[Data records for software interfaces]
- - -
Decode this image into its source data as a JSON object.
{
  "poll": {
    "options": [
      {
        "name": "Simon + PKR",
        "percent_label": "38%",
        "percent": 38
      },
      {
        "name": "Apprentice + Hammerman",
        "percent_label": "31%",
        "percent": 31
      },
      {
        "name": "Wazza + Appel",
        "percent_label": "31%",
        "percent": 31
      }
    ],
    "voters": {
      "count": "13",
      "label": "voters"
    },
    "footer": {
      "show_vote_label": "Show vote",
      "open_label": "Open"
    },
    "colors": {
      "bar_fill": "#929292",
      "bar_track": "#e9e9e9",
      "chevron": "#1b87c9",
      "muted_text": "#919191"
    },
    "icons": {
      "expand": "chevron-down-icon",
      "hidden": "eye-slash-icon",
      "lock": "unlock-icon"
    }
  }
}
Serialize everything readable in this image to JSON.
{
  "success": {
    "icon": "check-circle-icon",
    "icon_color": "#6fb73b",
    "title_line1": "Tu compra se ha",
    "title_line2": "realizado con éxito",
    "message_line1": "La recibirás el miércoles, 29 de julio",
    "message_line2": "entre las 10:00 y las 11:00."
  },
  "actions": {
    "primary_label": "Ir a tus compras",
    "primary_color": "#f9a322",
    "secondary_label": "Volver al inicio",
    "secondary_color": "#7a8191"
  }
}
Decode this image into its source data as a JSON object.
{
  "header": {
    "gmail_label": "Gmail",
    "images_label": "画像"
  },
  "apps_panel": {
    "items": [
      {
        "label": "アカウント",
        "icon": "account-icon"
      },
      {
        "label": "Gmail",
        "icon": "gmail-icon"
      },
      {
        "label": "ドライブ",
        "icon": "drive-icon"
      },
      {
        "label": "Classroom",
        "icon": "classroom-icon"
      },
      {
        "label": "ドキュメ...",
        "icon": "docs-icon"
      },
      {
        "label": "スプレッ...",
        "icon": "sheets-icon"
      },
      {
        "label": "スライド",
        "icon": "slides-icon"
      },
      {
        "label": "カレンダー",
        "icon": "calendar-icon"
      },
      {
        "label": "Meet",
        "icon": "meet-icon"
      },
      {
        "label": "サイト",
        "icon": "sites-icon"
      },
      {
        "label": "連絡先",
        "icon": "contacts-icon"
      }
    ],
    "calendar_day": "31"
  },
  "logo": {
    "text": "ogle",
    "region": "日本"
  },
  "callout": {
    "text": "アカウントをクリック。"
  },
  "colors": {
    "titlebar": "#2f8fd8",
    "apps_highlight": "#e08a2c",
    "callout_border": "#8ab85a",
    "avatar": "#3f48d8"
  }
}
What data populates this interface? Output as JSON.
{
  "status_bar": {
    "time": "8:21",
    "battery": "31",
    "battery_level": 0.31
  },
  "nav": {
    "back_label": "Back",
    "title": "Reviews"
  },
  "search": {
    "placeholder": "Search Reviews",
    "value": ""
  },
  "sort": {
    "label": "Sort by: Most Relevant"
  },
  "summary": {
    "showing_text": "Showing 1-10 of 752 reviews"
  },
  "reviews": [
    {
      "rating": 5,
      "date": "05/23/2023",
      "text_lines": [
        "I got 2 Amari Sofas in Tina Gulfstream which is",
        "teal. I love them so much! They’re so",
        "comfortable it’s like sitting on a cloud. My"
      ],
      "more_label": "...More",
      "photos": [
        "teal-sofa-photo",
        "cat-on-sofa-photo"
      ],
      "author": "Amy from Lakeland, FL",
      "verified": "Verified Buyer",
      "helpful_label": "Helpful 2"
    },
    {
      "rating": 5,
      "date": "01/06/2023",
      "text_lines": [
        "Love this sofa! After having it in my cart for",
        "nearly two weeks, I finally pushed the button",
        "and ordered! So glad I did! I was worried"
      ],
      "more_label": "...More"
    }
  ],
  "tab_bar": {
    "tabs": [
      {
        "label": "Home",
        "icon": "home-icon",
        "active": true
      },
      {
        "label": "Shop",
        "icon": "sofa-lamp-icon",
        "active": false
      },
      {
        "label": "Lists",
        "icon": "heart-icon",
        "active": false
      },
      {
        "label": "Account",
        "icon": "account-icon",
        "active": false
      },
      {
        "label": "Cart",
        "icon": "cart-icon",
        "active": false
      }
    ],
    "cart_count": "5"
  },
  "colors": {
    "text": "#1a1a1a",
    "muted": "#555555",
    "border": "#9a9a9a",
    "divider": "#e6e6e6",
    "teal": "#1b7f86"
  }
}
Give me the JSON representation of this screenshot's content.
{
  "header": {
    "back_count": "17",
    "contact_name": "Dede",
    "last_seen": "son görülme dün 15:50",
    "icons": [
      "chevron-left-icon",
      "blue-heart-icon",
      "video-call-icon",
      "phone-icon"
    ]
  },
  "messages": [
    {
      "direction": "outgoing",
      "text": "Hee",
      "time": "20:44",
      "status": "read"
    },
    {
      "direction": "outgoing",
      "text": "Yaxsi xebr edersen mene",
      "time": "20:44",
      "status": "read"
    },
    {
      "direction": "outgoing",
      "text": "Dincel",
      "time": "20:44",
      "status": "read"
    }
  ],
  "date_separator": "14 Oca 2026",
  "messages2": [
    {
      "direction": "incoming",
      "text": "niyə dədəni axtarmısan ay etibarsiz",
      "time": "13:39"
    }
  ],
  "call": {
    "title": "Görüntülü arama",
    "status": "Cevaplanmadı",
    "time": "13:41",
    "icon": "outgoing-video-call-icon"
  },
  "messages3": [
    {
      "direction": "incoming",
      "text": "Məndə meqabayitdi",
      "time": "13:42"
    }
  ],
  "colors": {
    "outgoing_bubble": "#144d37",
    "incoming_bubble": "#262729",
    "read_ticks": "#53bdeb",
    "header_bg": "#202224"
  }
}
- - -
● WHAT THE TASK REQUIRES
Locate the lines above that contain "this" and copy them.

● REPLY TO THE EXERCISE
Decode this image into its source data as a JSON object.
Serialize everything readable in this image to JSON.
Decode this image into its source data as a JSON object.
What data populates this interface? Output as JSON.
        "Love this sofa! After having it in my cart for",
Give me the JSON representation of this screenshot's content.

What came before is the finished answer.